What the task asks: Return every line below in which "USDT" appears.

Website and app data records
════════
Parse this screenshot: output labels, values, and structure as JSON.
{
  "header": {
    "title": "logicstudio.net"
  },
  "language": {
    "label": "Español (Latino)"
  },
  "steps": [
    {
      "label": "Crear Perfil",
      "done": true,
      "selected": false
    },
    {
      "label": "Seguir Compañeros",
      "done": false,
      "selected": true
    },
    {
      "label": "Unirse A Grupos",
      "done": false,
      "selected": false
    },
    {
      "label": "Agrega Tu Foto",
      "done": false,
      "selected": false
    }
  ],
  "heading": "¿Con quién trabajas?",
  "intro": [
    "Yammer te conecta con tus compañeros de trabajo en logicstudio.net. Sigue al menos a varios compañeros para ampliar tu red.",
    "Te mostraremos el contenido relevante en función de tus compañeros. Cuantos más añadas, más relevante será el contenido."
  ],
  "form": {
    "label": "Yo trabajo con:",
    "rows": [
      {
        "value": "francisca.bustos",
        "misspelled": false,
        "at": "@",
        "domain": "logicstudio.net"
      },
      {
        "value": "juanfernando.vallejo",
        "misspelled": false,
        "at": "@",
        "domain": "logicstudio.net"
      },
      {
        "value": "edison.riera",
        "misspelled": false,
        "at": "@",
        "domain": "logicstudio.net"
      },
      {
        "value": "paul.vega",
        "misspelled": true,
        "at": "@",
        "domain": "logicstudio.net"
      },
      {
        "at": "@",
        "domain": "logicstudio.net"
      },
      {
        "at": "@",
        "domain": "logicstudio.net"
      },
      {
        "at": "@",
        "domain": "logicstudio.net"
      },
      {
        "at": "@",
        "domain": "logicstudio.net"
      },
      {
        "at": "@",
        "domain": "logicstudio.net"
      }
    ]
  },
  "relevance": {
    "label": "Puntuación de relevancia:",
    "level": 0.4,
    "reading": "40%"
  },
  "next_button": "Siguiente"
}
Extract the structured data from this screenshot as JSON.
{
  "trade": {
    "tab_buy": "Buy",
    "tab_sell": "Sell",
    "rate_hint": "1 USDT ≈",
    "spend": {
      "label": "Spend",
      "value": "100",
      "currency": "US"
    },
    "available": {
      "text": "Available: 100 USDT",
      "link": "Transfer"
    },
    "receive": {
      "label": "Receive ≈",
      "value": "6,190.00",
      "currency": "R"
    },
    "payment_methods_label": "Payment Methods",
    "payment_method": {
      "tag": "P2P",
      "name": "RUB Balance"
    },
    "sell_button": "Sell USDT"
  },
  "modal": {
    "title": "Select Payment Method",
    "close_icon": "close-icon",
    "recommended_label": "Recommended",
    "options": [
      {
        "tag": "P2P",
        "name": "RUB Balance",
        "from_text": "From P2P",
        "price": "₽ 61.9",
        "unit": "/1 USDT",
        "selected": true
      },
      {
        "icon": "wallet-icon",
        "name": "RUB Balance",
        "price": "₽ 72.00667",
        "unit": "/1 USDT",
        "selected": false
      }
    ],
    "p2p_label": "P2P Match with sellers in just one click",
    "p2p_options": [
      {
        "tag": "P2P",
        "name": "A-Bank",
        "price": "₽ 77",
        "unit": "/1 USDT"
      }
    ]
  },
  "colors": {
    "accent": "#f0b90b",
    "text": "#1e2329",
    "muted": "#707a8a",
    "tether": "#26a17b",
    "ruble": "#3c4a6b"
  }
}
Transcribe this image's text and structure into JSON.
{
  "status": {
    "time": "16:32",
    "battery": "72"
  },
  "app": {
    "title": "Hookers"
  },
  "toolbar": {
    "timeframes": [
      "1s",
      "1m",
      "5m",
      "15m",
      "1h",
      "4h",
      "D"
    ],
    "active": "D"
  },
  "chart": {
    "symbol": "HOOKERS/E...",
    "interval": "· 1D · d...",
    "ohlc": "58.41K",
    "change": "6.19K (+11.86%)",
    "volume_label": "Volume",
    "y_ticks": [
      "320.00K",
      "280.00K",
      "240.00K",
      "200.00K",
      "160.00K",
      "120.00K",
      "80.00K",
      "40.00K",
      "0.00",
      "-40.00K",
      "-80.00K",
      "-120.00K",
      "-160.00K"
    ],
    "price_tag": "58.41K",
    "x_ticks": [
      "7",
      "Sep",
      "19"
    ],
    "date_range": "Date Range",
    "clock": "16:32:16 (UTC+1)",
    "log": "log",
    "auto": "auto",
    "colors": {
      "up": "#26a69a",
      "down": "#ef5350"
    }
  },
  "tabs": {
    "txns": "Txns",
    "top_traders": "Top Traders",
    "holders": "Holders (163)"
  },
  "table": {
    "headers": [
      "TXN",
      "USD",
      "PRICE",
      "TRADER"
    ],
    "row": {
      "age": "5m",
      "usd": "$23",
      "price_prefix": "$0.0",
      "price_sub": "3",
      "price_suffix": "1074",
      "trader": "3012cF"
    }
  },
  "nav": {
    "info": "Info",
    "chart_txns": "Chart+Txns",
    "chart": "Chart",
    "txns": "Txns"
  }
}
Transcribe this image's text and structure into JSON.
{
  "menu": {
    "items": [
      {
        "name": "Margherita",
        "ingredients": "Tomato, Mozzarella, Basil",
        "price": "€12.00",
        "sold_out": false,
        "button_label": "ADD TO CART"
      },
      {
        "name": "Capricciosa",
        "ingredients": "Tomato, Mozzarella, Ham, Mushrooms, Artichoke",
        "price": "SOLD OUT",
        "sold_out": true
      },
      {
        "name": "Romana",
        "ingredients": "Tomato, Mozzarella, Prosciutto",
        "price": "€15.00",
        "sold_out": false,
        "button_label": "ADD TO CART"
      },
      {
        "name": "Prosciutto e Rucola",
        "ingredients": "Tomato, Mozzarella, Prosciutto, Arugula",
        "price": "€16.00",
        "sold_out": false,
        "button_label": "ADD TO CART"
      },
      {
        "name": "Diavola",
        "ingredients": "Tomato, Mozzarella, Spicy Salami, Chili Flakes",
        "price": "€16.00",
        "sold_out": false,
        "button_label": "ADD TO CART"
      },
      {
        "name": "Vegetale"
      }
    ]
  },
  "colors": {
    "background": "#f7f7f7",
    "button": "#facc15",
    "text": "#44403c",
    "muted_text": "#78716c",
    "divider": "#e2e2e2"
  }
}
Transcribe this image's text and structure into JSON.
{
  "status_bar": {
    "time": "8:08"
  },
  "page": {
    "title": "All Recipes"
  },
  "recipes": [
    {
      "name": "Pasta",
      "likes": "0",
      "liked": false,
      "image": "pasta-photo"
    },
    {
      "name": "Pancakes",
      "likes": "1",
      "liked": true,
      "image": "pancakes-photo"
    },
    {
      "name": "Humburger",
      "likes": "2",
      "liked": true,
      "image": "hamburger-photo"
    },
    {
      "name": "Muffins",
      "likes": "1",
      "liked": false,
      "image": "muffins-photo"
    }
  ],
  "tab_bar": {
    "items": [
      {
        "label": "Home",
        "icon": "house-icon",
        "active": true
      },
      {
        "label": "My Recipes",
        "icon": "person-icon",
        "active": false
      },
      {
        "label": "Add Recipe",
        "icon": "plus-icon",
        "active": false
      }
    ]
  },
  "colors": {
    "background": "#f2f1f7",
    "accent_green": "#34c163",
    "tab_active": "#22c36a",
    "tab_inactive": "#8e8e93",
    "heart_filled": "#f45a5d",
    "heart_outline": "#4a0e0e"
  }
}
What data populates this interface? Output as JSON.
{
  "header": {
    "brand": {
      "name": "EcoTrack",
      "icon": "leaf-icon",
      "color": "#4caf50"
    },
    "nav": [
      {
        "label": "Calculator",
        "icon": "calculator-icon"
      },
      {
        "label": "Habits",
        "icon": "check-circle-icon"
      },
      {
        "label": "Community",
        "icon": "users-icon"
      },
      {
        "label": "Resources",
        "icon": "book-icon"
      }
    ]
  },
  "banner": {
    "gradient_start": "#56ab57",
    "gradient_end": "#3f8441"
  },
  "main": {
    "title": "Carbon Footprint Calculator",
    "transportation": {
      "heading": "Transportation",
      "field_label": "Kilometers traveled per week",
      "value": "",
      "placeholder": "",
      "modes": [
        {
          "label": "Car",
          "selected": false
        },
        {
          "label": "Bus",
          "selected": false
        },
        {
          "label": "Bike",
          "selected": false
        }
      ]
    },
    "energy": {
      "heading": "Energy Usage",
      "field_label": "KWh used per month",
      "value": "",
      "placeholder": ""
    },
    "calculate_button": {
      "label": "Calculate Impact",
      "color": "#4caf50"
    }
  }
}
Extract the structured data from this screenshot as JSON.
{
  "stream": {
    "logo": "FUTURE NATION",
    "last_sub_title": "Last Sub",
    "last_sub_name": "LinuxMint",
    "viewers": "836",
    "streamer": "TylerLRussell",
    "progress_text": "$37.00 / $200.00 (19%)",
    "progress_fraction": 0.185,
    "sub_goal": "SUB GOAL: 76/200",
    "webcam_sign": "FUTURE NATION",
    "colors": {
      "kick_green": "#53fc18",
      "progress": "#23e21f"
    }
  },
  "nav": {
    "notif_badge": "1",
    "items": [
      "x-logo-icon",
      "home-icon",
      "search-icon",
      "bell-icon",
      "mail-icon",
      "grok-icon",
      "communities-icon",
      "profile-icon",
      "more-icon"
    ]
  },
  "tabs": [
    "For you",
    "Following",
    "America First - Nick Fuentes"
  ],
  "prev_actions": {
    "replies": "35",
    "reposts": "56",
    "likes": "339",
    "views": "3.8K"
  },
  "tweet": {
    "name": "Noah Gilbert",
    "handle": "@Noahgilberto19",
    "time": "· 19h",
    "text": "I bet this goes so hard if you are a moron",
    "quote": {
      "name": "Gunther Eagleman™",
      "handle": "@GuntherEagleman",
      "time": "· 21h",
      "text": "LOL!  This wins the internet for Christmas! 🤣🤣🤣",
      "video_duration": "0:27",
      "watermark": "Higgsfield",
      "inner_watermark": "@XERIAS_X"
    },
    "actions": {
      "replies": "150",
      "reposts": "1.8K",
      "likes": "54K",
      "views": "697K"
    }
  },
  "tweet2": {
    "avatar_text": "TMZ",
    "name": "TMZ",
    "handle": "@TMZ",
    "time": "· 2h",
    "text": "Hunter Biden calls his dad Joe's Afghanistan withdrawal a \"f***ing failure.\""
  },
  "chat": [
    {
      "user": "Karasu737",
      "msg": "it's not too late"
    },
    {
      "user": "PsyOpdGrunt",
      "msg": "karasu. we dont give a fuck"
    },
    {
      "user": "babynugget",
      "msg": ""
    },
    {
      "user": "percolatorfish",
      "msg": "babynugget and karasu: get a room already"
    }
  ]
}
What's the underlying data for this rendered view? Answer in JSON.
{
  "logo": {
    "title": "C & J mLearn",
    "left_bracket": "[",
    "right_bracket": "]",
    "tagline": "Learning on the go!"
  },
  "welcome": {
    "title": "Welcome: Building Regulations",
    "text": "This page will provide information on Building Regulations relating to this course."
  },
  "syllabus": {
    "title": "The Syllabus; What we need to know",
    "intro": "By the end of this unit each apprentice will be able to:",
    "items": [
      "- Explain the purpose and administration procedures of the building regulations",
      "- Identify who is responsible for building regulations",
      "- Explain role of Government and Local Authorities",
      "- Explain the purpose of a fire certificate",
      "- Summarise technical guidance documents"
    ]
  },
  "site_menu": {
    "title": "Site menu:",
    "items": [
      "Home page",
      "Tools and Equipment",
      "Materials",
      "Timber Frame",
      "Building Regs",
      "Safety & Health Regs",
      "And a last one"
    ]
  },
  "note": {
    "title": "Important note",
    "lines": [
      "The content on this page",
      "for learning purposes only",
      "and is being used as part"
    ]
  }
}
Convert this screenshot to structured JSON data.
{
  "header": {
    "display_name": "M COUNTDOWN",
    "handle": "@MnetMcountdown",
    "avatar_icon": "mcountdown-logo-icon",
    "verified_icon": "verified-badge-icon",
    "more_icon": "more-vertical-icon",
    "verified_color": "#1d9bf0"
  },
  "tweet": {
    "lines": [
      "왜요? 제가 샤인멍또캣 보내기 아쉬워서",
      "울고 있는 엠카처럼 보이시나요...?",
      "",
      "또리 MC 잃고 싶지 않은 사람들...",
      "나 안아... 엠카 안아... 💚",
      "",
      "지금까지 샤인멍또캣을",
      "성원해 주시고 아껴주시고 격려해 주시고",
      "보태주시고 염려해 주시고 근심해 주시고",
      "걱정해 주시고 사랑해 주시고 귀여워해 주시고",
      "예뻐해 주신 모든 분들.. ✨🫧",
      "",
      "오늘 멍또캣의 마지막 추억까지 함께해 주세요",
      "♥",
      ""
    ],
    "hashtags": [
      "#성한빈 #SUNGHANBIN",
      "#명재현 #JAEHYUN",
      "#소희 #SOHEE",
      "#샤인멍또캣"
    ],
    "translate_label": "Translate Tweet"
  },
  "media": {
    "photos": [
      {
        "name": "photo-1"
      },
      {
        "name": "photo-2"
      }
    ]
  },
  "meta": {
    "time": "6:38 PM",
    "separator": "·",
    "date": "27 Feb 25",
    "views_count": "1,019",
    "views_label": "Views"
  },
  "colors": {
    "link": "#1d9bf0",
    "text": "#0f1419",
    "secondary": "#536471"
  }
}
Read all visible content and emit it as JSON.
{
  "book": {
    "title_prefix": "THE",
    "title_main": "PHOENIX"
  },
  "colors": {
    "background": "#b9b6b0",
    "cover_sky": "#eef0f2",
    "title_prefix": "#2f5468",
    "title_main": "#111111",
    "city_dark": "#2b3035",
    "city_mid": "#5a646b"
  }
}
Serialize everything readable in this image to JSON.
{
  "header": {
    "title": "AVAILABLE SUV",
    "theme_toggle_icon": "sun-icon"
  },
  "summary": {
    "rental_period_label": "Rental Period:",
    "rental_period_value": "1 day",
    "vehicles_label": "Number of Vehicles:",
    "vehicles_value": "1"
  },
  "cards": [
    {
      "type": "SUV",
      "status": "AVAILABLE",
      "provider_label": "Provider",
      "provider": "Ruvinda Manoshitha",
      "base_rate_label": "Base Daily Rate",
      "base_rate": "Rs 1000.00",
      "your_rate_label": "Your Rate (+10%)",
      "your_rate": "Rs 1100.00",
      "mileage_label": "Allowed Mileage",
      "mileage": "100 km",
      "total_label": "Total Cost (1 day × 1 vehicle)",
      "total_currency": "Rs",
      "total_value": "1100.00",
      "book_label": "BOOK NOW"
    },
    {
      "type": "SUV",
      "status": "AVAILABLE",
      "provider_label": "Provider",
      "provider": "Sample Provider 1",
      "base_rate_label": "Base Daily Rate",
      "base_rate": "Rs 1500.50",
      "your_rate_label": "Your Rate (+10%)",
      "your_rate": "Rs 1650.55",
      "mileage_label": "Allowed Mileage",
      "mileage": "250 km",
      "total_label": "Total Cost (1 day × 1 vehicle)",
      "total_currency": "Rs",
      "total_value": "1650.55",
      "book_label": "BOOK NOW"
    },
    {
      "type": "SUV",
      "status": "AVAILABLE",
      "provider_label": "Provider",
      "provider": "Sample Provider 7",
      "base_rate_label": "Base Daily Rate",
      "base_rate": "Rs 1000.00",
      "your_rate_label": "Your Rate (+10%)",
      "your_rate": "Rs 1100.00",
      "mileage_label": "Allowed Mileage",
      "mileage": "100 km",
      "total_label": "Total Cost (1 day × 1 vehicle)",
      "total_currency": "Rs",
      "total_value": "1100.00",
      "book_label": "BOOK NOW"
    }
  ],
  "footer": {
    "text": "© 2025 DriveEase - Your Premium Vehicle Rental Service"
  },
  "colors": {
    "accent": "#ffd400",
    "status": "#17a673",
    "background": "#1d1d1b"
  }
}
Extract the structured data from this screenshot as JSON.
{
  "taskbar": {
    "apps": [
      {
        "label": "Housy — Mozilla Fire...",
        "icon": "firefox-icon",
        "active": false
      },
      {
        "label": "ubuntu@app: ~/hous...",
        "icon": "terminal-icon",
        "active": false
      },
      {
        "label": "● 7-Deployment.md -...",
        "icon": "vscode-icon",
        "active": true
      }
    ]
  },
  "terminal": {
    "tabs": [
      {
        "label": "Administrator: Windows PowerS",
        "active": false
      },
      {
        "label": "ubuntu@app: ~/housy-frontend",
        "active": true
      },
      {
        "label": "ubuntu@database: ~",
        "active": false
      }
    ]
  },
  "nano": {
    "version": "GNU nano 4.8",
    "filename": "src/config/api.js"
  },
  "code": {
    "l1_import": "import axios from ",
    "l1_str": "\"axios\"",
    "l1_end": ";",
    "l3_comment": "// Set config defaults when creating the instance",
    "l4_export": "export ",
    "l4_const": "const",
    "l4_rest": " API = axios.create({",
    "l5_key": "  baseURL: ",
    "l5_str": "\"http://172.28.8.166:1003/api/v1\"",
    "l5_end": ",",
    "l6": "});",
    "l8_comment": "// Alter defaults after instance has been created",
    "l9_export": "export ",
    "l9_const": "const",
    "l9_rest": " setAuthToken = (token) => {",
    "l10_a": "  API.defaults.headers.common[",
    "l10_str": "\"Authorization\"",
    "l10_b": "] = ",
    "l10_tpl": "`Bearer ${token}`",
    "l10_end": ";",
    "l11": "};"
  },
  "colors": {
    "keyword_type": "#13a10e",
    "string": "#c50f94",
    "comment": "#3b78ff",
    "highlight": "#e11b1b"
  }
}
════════
Response to this exercise:
    "rate_hint": "1 USDT ≈",
      "text": "Available: 100 USDT",
    "sell_button": "Sell USDT"
        "unit": "/1 USDT",
        "unit": "/1 USDT",
        "unit": "/1 USDT"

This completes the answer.